American Resources Policy Network
Promoting the development of American mineral resources.
  • The race for Arctic riches

    A handful of countries situated near the top of the world are racing to firm up their territorial claims to untold amounts of oil, natural gas, gold, zinc, copper and other metals. A new piece from the U.K. Guardian highlights this renewed scramble for resource rights beneath the Arctic icecap.

    I treated this story in 2007 as the dawning of a new “Cold War.” Read the full story here. [Subscription required.] Neither the geology nor the geo-politics has changed much in the past four years – unless we factor in the growing urgency as global resource demand collides with the glacial development pace of most new mining projects.

    For the U.S., our Arctic claims come via Alaska – a.k.a. Seward’s Folly, and perhaps the best $7.2 million ever spent by the U.S. Government. Across a range of metals and minerals, expect Alaska – and by extension, our Arctic claims – to play a key role in resource supply in the 21st century. Forget the folly: let’s make that William Seward, futurist.

  • Peruvian Elections Raise Issue of Resource Dependency for U.S.

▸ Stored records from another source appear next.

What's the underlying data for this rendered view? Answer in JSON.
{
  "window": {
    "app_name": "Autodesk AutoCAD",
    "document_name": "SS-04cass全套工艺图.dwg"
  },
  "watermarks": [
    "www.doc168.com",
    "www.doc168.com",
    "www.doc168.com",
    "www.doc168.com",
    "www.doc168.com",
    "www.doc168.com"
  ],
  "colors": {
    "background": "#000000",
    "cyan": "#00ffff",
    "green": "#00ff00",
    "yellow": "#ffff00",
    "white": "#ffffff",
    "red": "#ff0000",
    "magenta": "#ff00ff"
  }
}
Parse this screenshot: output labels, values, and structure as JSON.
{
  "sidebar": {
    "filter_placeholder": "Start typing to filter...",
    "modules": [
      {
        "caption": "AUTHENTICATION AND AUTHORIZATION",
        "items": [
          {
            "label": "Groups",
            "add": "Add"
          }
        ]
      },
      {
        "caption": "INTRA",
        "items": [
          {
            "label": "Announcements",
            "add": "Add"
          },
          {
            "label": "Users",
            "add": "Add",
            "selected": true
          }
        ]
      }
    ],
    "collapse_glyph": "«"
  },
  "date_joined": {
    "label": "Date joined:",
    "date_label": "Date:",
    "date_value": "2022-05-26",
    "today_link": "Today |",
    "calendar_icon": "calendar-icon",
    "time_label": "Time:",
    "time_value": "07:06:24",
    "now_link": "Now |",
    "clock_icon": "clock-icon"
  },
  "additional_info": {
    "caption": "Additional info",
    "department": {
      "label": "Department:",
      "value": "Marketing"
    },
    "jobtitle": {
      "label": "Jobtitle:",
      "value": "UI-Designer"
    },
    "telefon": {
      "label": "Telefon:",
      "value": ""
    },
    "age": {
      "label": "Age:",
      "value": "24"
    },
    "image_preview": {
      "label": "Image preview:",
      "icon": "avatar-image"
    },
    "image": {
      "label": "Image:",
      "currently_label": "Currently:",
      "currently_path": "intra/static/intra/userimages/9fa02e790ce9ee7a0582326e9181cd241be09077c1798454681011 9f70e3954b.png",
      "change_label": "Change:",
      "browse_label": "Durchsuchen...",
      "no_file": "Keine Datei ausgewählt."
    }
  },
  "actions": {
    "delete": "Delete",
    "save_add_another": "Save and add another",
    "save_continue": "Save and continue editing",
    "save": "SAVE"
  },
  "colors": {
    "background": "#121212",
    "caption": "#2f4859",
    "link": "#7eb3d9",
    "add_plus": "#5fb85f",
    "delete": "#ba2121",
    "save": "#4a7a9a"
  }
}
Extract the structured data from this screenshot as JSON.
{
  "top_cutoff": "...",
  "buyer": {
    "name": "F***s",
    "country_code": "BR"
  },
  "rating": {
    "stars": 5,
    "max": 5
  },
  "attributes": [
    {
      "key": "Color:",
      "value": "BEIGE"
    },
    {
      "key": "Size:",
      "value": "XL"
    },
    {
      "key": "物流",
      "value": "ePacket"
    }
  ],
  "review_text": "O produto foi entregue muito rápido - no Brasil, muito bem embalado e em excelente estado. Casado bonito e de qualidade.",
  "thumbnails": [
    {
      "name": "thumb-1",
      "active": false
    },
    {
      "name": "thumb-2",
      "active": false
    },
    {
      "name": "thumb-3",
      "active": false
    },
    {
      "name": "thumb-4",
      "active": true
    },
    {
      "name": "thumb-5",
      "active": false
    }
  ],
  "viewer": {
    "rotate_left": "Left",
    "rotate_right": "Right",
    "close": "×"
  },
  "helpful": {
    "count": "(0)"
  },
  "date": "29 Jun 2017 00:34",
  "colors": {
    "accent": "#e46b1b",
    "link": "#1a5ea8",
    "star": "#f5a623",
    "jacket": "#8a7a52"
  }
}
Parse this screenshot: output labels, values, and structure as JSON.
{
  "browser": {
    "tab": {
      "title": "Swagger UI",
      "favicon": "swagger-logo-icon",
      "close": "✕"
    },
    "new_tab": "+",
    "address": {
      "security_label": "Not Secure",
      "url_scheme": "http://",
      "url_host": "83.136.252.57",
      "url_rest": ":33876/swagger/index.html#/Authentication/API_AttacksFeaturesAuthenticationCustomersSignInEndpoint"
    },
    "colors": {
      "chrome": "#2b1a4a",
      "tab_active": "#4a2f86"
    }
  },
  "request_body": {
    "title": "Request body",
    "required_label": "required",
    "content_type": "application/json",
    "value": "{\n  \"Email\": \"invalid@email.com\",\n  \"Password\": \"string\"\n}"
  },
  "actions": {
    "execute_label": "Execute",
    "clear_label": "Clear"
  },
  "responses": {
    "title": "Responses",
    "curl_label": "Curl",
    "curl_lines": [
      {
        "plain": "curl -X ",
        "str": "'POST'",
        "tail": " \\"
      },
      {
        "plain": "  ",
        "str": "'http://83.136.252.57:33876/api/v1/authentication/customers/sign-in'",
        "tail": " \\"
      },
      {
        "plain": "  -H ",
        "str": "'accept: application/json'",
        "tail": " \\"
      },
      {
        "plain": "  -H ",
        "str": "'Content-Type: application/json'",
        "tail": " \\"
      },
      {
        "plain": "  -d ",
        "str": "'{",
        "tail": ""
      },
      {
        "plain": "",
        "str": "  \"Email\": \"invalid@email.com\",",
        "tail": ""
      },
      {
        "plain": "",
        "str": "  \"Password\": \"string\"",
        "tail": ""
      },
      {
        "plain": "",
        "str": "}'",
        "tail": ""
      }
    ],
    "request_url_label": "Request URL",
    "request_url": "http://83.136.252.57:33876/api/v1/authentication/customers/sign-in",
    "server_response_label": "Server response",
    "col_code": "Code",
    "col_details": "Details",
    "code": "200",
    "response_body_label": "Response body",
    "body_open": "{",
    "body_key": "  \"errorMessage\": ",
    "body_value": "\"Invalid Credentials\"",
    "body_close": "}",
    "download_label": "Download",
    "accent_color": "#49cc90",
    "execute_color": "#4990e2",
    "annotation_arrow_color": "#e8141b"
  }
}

    The election victory of leftist Peruvian presidential candidate Ollanta Humala in this week’s runoff election has instilled fears of higher taxes and new restrictive policies in the mining sector.  Peru is a leading producer of precious metals, and the U.S. relies heavily on Peruvian imports of zinc, tin, gold, copper, and silver. (To see exactly to what degree, take a look at the USGS Commodity Summaries 2011 report).

    Whether or not worries of greater state involvement in Peru’s mining sector in light of Humala’s ties to Venezuela’s Hugo Chavez will materialize remains to be seen, as Humala ran on a more moderate economic platform in the runoff-election than before the first round of voting in April.

    The larger issue for the U.S. is that our unnecessarily high degree of dependence on foreign imports of metals and minerals leaves us vulnerable to geopolitical changes. It doesn’t take war or major political unrest, – a couple thousand of ballots could be all it takes to potentially disrupt our supply of critical resources. Unless we explore and develop the resources beneath our own soil, all we can do in such situations is sit and wait.